[WHAT YOU SHOULD DO] Show all the lines in the data below that include the word "username".

[SUPPLIED DATA]
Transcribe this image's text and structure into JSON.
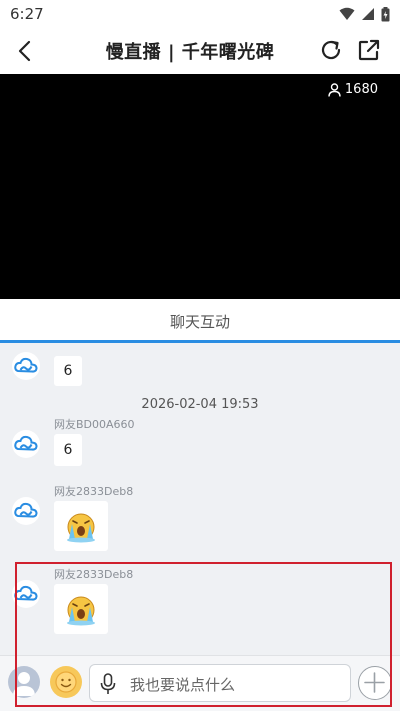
{
  "status_bar": {
    "time": "6:27"
  },
  "app_bar": {
    "title": "慢直播 | 千年曙光碑"
  },
  "video": {
    "viewer_count": "1680"
  },
  "tabs": {
    "active_label": "聊天互动"
  },
  "chat": {
    "messages": [
      {
        "username": "",
        "text": "6"
      },
      {
        "timestamp": "2026-02-04 19:53"
      },
      {
        "username": "网友BD00A660",
        "text": "6"
      },
      {
        "username": "网友2833Deb8",
        "sticker": "crying-face-sticker"
      },
      {
        "username": "网友2833Deb8",
        "sticker": "crying-face-sticker"
      }
    ]
  },
  "input_bar": {
    "placeholder": "我也要说点什么"
  },
  "colors": {
    "accent": "#2a8de2",
    "highlight": "#d0202e"
  }
}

[TASK ANSWER]
        "username": "",
        "username": "网友BD00A660",
        "username": "网友2833Deb8",
        "username": "网友2833Deb8",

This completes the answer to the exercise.